| Task statement |
Please print all of the records that follow with nothing altered.

| Entries supplied |
=== Section Start ===

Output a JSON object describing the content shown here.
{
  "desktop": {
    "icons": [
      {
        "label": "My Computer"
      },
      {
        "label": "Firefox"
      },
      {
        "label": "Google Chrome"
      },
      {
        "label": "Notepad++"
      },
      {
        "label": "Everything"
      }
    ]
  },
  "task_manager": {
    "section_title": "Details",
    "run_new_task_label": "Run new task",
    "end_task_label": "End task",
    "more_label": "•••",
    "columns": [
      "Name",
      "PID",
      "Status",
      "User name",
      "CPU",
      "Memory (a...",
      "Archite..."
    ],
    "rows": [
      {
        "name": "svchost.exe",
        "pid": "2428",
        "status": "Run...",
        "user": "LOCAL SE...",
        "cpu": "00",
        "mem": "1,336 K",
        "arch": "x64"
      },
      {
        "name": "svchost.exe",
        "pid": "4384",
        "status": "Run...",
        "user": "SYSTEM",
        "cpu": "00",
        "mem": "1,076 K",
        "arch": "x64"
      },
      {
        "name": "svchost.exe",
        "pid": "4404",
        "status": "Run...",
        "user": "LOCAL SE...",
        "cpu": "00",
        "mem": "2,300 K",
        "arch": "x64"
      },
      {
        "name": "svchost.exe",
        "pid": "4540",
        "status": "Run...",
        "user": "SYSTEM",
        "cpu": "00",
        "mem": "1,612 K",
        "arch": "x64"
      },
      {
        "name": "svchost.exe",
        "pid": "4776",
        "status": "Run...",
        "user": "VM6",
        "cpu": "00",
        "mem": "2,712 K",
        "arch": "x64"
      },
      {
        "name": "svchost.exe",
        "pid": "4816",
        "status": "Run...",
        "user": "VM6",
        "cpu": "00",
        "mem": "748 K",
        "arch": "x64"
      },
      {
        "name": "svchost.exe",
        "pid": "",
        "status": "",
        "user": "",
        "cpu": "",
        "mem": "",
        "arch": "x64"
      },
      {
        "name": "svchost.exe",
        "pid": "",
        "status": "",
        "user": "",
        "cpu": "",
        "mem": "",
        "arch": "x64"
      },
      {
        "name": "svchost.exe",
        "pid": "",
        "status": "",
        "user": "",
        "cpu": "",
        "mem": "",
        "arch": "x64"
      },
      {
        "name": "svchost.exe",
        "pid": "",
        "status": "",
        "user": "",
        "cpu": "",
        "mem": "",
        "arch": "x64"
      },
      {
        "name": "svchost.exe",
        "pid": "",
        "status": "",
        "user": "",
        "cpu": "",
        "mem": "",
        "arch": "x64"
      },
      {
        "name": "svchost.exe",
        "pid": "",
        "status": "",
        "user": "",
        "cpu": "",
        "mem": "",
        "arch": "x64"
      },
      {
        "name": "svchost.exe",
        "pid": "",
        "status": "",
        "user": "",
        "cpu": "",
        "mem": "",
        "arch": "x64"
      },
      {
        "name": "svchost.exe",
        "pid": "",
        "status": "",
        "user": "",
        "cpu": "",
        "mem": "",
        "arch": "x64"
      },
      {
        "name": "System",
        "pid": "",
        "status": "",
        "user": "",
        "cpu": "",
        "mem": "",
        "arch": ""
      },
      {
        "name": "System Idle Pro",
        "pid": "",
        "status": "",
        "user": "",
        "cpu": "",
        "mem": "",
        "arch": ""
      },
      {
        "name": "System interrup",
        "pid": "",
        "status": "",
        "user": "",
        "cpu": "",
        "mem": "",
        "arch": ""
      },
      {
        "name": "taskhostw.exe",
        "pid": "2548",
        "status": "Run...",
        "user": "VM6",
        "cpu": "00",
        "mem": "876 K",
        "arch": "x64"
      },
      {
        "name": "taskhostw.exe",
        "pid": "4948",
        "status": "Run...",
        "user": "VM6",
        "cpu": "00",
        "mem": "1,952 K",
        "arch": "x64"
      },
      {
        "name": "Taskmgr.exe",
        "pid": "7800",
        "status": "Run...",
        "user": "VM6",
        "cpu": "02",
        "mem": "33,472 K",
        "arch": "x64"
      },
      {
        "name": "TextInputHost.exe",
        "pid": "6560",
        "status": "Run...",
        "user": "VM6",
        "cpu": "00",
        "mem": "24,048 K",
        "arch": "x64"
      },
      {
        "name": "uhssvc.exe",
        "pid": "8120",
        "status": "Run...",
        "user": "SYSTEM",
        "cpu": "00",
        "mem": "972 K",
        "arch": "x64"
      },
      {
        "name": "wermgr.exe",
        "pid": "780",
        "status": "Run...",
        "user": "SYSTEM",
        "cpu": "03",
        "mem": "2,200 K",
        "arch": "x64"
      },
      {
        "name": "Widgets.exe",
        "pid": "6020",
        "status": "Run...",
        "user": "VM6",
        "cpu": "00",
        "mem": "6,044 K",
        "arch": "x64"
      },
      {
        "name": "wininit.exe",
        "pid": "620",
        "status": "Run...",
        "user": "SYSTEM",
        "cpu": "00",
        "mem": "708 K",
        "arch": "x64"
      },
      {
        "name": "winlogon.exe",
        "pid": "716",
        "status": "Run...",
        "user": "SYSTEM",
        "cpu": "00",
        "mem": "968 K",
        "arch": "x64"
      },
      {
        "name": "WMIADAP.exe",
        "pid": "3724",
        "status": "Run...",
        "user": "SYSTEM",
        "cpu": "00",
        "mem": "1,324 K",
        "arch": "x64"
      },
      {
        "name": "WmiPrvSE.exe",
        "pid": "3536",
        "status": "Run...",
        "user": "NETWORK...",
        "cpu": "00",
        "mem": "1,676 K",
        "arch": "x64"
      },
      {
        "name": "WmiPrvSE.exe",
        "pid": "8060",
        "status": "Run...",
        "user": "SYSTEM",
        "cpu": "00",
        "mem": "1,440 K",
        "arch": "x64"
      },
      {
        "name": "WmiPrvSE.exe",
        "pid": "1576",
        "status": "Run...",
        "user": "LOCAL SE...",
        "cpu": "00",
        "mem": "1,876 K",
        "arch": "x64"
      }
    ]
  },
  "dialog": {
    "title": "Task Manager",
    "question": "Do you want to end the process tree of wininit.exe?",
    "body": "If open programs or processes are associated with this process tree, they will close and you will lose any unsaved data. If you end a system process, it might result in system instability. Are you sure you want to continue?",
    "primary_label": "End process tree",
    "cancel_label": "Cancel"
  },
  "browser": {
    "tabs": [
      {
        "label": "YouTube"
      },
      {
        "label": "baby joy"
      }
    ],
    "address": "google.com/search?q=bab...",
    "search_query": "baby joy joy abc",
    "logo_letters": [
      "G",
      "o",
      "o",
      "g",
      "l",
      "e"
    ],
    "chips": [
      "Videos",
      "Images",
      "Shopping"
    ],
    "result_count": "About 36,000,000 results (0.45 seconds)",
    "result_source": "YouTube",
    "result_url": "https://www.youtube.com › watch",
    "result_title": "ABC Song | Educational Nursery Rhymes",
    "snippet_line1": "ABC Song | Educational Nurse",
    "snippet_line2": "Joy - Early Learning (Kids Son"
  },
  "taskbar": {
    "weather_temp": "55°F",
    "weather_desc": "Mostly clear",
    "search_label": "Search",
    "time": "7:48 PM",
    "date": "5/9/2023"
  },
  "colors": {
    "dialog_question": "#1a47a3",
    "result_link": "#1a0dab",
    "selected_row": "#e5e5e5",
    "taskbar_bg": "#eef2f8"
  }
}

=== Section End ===

| Solved problem |
Output a JSON object describing the content shown here.
{
  "desktop": {
    "icons": [
      {
        "label": "My Computer"
      },
      {
        "label": "Firefox"
      },
      {
        "label": "Google Chrome"
      },
      {
        "label": "Notepad++"
      },
      {
        "label": "Everything"
      }
    ]
  },
  "task_manager": {
    "section_title": "Details",
    "run_new_task_label": "Run new task",
    "end_task_label": "End task",
    "more_label": "•••",
    "columns": [
      "Name",
      "PID",
      "Status",
      "User name",
      "CPU",
      "Memory (a...",
      "Archite..."
    ],
    "rows": [
      {
        "name": "svchost.exe",
        "pid": "2428",
        "status": "Run...",
        "user": "LOCAL SE...",
        "cpu": "00",
        "mem": "1,336 K",
        "arch": "x64"
      },
      {
        "name": "svchost.exe",
        "pid": "4384",
        "status": "Run...",
        "user": "SYSTEM",
        "cpu": "00",
        "mem": "1,076 K",
        "arch": "x64"
      },
      {
        "name": "svchost.exe",
        "pid": "4404",
        "status": "Run...",
        "user": "LOCAL SE...",
        "cpu": "00",
        "mem": "2,300 K",
        "arch": "x64"
      },
      {
        "name": "svchost.exe",
        "pid": "4540",
        "status": "Run...",
        "user": "SYSTEM",
        "cpu": "00",
        "mem": "1,612 K",
        "arch": "x64"
      },
      {
        "name": "svchost.exe",
        "pid": "4776",
        "status": "Run...",
        "user": "VM6",
        "cpu": "00",
        "mem": "2,712 K",
        "arch": "x64"
      },
      {
        "name": "svchost.exe",
        "pid": "4816",
        "status": "Run...",
        "user": "VM6",
        "cpu": "00",
        "mem": "748 K",
        "arch": "x64"
      },
      {
        "name": "svchost.exe",
        "pid": "",
        "status": "",
        "user": "",
        "cpu": "",
        "mem": "",
        "arch": "x64"
      },
      {
        "name": "svchost.exe",
        "pid": "",
        "status": "",
        "user": "",
        "cpu": "",
        "mem": "",
        "arch": "x64"
      },
      {
        "name": "svchost.exe",
        "pid": "",
        "status": "",
        "user": "",
        "cpu": "",
        "mem": "",
        "arch": "x64"
      },
      {
        "name": "svchost.exe",
        "pid": "",
        "status": "",
        "user": "",
        "cpu": "",
        "mem": "",
        "arch": "x64"
      },
      {
        "name": "svchost.exe",
        "pid": "",
        "status": "",
        "user": "",
        "cpu": "",
        "mem": "",
        "arch": "x64"
      },
      {
        "name": "svchost.exe",
        "pid": "",
        "status": "",
        "user": "",
        "cpu": "",
        "mem": "",
        "arch": "x64"
      },
      {
        "name": "svchost.exe",
        "pid": "",
        "status": "",
        "user": "",
        "cpu": "",
        "mem": "",
        "arch": "x64"
      },
      {
        "name": "svchost.exe",
        "pid": "",
        "status": "",
        "user": "",
        "cpu": "",
        "mem": "",
        "arch": "x64"
      },
      {
        "name": "System",
        "pid": "",
        "status": "",
        "user": "",
        "cpu": "",
        "mem": "",
        "arch": ""
      },
      {
        "name": "System Idle Pro",
        "pid": "",
        "status": "",
        "user": "",
        "cpu": "",
        "mem": "",
        "arch": ""
      },
      {
        "name": "System interrup",
        "pid": "",
        "status": "",
        "user": "",
        "cpu": "",
        "mem": "",
        "arch": ""
      },
      {
        "name": "taskhostw.exe",
        "pid": "2548",
        "status": "Run...",
        "user": "VM6",
        "cpu": "00",
        "mem": "876 K",
        "arch": "x64"
      },
      {
        "name": "taskhostw.exe",
        "pid": "4948",
        "status": "Run...",
        "user": "VM6",
        "cpu": "00",
        "mem": "1,952 K",
        "arch": "x64"
      },
      {
        "name": "Taskmgr.exe",
        "pid": "7800",
        "status": "Run...",
        "user": "VM6",
        "cpu": "02",
        "mem": "33,472 K",
        "arch": "x64"
      },
      {
        "name": "TextInputHost.exe",
        "pid": "6560",
        "status": "Run...",
        "user": "VM6",
        "cpu": "00",
        "mem": "24,048 K",
        "arch": "x64"
      },
      {
        "name": "uhssvc.exe",
        "pid": "8120",
        "status": "Run...",
        "user": "SYSTEM",
        "cpu": "00",
        "mem": "972 K",
        "arch": "x64"
      },
      {
        "name": "wermgr.exe",
        "pid": "780",
        "status": "Run...",
        "user": "SYSTEM",
        "cpu": "03",
        "mem": "2,200 K",
        "arch": "x64"
      },
      {
        "name": "Widgets.exe",
        "pid": "6020",
        "status": "Run...",
        "user": "VM6",
        "cpu": "00",
        "mem": "6,044 K",
        "arch": "x64"
      },
      {
        "name": "wininit.exe",
        "pid": "620",
        "status": "Run...",
        "user": "SYSTEM",
        "cpu": "00",
        "mem": "708 K",
        "arch": "x64"
      },
      {
        "name": "winlogon.exe",
        "pid": "716",
        "status": "Run...",
        "user": "SYSTEM",
        "cpu": "00",
        "mem": "968 K",
        "arch": "x64"
      },
      {
        "name": "WMIADAP.exe",
        "pid": "3724",
        "status": "Run...",
        "user": "SYSTEM",
        "cpu": "00",
        "mem": "1,324 K",
        "arch": "x64"
      },
      {
        "name": "WmiPrvSE.exe",
        "pid": "3536",
        "status": "Run...",
        "user": "NETWORK...",
        "cpu": "00",
        "mem": "1,676 K",
        "arch": "x64"
      },
      {
        "name": "WmiPrvSE.exe",
        "pid": "8060",
        "status": "Run...",
        "user": "SYSTEM",
        "cpu": "00",
        "mem": "1,440 K",
        "arch": "x64"
      },
      {
        "name": "WmiPrvSE.exe",
        "pid": "1576",
        "status": "Run...",
        "user": "LOCAL SE...",
        "cpu": "00",
        "mem": "1,876 K",
        "arch": "x64"
      }
    ]
  },
  "dialog": {
    "title": "Task Manager",
    "question": "Do you want to end the process tree of wininit.exe?",
    "body": "If open programs or processes are associated with this process tree, they will close and you will lose any unsaved data. If you end a system process, it might result in system instability. Are you sure you want to continue?",
    "primary_label": "End process tree",
    "cancel_label": "Cancel"
  },
  "browser": {
    "tabs": [
      {
        "label": "YouTube"
      },
      {
        "label": "baby joy"
      }
    ],
    "address": "google.com/search?q=bab...",
    "search_query": "baby joy joy abc",
    "logo_letters": [
      "G",
      "o",
      "o",
      "g",
      "l",
      "e"
    ],
    "chips": [
      "Videos",
      "Images",
      "Shopping"
    ],
    "result_count": "About 36,000,000 results (0.45 seconds)",
    "result_source": "YouTube",
    "result_url": "https://www.youtube.com › watch",
    "result_title": "ABC Song | Educational Nursery Rhymes",
    "snippet_line1": "ABC Song | Educational Nurse",
    "snippet_line2": "Joy - Early Learning (Kids Son"
  },
  "taskbar": {
    "weather_temp": "55°F",
    "weather_desc": "Mostly clear",
    "search_label": "Search",
    "time": "7:48 PM",
    "date": "5/9/2023"
  },
  "colors": {
    "dialog_question": "#1a47a3",
    "result_link": "#1a0dab",
    "selected_row": "#e5e5e5",
    "taskbar_bg": "#eef2f8"
  }
}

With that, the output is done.